“Ah, two peas in a pod and not a pot to piss in.”
— Yuri the Knifethrower breaks it down to truth
This tale of two down-and-out, twenty-something losers reminds of Step Brothers (2008) — and a whole bunch of earlier ’80s comedies. Was it screenwriter Cameron Van Hoy’s intention to create a retro-’80s comedy? One thing is for sure: Cameron Van Hoy — who’s the screenwriter — and his fellow up-and-coming co-star Michael Drayer, are certainly as chemistry-talented as Will Ferrell and John C. Reilly.
They star as the broke and busted best buddies Vince Valley (Van Hoy) and Freddy Krebs (Drayer, who’s guest starred on the Law & Order franchise, The Sopranos, and most recently on NCIS: Los Angeles) reduced to living in a tent in the backyard of Freddy’s parents. Vince and Freddy are perpetual dreamers who, instead of getting jobs (Freddy refuses to work for the family’s Bible-publishing business), they’re always looking for the “idea of a lifetime” to strike it rich — without the hard work that goes into becoming wealthy. Their latest, can’t-miss idea: shark-proof wet suits. Of course, no one, including their put-upon parents (Dennis Haskins; Principal Belding from Saved by the Bell, Abstruse, A Bennett Song Holiday, and the we-don’t-see-her-enough Joan Severance of TV’s Wiseguy, and coolest female “Batman” ever in Black Scorpion), will back the idea.
Cue Jon Lovitz.
He’s his usual, droll pisser-self as Max (we first met him as he rants about vaginas), a local L.A. loan shark-cum-nightclub owner who, instead of fronting them the money, becomes infuriated when his crush, Isabella (the new-to-the-scene and very good Kinga Kierzek), the receiving half of a knife-throwing duo performing at the club, takes a liking to the likeable ne’er-do-wells. (You’ll recognize her act-partner, Yuri, as Ken Davitian from his most recent work in the series-streaming Corba Kai and the film Borat.

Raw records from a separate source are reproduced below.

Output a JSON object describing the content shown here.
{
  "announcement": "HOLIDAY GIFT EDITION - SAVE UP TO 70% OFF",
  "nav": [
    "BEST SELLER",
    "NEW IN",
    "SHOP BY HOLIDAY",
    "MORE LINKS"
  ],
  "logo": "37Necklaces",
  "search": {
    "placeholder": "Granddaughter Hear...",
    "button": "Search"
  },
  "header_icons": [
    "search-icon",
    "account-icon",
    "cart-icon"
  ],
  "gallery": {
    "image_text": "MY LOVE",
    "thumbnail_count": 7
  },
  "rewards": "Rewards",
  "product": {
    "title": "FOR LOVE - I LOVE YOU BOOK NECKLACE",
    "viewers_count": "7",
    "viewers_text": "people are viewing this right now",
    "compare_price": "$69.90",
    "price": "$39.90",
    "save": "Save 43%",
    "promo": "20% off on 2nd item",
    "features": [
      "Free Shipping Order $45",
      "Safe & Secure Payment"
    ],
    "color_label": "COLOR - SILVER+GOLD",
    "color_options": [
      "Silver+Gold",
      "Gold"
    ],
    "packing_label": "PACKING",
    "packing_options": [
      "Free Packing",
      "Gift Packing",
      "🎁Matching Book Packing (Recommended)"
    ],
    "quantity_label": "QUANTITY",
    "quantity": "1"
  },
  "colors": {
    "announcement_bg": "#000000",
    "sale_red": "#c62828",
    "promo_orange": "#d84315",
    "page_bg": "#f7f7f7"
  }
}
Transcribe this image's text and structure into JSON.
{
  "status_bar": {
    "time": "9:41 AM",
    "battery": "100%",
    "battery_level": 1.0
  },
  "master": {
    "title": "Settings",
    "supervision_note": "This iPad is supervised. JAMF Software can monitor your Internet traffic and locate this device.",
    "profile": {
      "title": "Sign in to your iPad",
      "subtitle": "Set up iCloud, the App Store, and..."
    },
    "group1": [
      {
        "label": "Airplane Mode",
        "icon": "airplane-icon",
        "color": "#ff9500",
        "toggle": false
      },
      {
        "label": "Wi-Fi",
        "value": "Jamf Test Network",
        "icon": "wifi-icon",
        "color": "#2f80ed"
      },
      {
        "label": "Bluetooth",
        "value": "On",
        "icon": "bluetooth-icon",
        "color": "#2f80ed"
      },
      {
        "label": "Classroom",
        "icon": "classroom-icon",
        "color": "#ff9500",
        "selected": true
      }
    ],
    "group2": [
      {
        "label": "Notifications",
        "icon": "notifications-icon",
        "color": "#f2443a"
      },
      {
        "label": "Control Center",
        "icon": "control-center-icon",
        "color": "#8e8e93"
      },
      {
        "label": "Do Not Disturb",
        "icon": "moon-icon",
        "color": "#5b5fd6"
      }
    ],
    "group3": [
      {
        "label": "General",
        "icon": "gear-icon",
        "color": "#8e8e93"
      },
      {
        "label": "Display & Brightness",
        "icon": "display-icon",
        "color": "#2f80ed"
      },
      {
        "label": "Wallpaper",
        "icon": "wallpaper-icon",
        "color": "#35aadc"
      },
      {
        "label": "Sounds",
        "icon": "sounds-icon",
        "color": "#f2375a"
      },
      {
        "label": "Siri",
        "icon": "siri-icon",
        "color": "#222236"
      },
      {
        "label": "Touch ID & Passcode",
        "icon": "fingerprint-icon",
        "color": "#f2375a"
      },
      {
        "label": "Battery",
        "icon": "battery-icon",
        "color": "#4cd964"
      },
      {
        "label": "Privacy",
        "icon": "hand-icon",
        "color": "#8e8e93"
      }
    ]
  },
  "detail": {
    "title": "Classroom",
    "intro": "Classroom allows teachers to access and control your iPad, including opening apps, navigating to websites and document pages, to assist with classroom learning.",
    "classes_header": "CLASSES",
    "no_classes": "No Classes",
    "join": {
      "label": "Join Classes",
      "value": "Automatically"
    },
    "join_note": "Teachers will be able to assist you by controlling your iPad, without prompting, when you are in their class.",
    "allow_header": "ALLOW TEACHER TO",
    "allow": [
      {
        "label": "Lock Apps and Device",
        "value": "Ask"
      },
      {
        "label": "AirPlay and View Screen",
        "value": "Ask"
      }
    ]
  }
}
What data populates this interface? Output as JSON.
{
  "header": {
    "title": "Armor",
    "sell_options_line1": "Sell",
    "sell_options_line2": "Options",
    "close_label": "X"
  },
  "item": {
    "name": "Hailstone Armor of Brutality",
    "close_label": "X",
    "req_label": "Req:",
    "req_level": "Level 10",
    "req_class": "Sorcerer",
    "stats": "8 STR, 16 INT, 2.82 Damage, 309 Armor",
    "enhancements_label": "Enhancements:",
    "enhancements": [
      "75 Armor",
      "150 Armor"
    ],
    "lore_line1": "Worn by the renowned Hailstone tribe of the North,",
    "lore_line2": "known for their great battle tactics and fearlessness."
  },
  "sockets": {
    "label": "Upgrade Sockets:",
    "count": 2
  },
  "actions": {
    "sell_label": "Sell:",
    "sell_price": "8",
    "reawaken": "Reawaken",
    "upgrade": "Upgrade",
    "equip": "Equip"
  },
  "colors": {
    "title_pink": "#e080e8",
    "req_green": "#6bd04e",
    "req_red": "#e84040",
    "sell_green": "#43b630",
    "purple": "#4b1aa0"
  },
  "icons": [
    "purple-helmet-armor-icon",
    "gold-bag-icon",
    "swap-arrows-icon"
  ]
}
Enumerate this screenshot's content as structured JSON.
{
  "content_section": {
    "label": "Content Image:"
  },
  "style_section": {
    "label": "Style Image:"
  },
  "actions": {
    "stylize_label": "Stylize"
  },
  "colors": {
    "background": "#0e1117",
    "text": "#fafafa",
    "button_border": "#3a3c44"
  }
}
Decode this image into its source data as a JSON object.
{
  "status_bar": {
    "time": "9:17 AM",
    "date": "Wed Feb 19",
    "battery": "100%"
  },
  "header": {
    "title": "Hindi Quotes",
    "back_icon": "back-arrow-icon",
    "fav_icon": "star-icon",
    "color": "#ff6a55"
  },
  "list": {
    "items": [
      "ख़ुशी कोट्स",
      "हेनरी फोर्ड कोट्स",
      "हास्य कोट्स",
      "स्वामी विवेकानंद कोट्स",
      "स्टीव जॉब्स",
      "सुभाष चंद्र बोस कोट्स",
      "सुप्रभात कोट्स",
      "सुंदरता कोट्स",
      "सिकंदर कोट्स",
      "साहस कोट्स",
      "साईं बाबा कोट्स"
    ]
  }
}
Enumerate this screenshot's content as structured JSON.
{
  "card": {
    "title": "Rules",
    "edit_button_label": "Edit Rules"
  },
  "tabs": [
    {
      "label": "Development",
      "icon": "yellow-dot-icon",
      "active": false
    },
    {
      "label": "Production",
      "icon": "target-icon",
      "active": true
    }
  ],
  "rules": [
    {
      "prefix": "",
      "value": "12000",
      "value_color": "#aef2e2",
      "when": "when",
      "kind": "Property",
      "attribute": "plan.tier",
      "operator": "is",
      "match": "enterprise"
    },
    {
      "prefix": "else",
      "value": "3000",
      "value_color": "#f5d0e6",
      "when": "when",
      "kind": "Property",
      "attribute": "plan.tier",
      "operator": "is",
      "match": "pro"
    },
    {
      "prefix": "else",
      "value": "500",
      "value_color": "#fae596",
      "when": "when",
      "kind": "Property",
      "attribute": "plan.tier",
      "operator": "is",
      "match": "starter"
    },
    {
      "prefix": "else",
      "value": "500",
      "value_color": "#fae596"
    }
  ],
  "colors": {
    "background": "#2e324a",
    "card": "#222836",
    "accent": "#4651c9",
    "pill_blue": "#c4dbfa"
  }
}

Stick around for his rant about chickens and ducks.) Now Max has sent his goons to get Isabella back and take care of Vince and Freddy. Of course, it doesn’t help that she robbed Max. Will these cool-nerds get their act together to save the girl? (Stick around for the comedic-bent, Reservoir Dogs-warehouse confrontation. Funny stuff.)
While his name leads on the theatrical one-sheet — this is a Cameron Van Hoy and Michael Drayer showcase, after all (deserving so; they’re both very good, here) — Lovitz isn’t here as much as we’d like, but when he shows up, he nails his small-time gangster role, and Joan Severance reminds us why we miss seeing her on camera, as she oozes the cougar heat for her son’s best friend. (Lovitz was also equally great in his sidekick role to British rockers Status Quo, in our “Rock Week” review 2013’s Bula Quo!.)
Unlike a Judd Apatow flick written by Seth Rogan and starring Ben Stiller with James Franco, Almost Sharkproof is delightfully innocuous, which throws it all back to the comedies of the ’80s — instead of carbon-copying today’s brand of 21st Century raunch. Are the proceedings sometime clichéd? Maybe, but you never once groan, because once you get on the comedic chase through the underbelly of Los Angeles, you enjoy the retro-comedy ride that’s rife with genuine, laugh-out loud moments — all courtesy a great script by Cameron Van Hoy. If the acting thing doesn’t work out (it will; again, he’s very good) for Van Hoy, he will surely make his mark as a screenwriter to complete for the screens with Rogan.
It’s been a long-hard road to distribution for Cameron Van Hoy and his co-directors Simon Chan (his second, next feature film is the horror-western Satan’s Children) and Joe Rubalcaba (who got his start with the iCarly tween-franchise), who completed the film in 2014. And their hard work has paid off as TriCoast Worldwide, in conjunction with Rock Salt Releasing, bring Almost Sharkproof to the worldwide streaming audience on March 5, 2021.
Disclaimer: We received a screener from the distributor. That has no bearing on our review.